- spinal muscular atrophy, an inherited condition that causes involuntary movements
- arthrogryposis, a problem that occurs at birth where the joints can’t move as much as normal
Many pregnant women experience back pains and will show the signs of lordosis, a protruding belly and buttocks. But according to Harvard Gaze, research shows that lordosis during pregnancy is actually your spine adjusting to realign your center of gravity.
Overall back pain may be due to altered blood flow in your body, and the pain will most likely go away after birth.
Your doctor will look at your medical history, perform a physical exam, and ask about other symptoms to help determine if you have lordosis. During the physical exam, your doctor will ask you to bend forward and to the side. They’re checking:
- whether the curve is flexible or not
- your range of motion
- if your spine is aligned
- if there’re any abnormalities
They may also ask questions like:
- When did you notice the excessive curve in your back?
- Is the curve getting worse?
- Is the curve changing shape?
- Where are you feeling pain?

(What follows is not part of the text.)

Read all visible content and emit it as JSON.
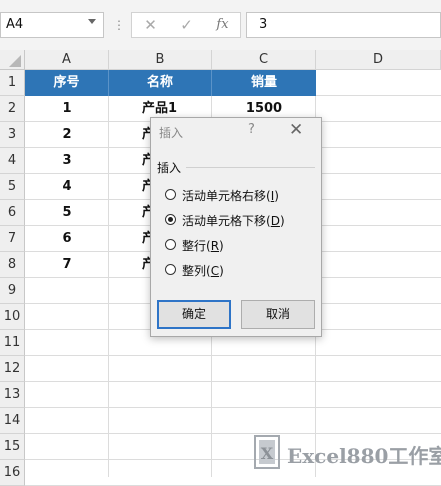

After narrowing down the possible causes, your doctor will order tests, including X-rays of your spine to look at the angle of your lordotic curve. Your doctor will determine if you have lordosis based on the angle in comparison to other factors like your height, age, and body mass.
Most people with lordosis don’t require medical treatment unless it’s a severe case. Treatment for lordosis will depend on how severe your curve is and the presence of other symptoms.
Treatment options include:
- medication, to reduce pain and swelling
- daily physical therapy, to strengthen muscles and range of motion
- weight loss, to help posture
- braces, in children and teens
- surgery, in severe cases with neurological concerns
- Seek Chiropractic Care
If you or someone you know if suffering from Hip Pain, the chiropractic experts at Limitless Chiropractic specialize in many chiropractic services including: Chiropractic Adjustments, Pregnancy Chiropractic Care, Pediatric Chiropractor Care & Upper Cervical Care.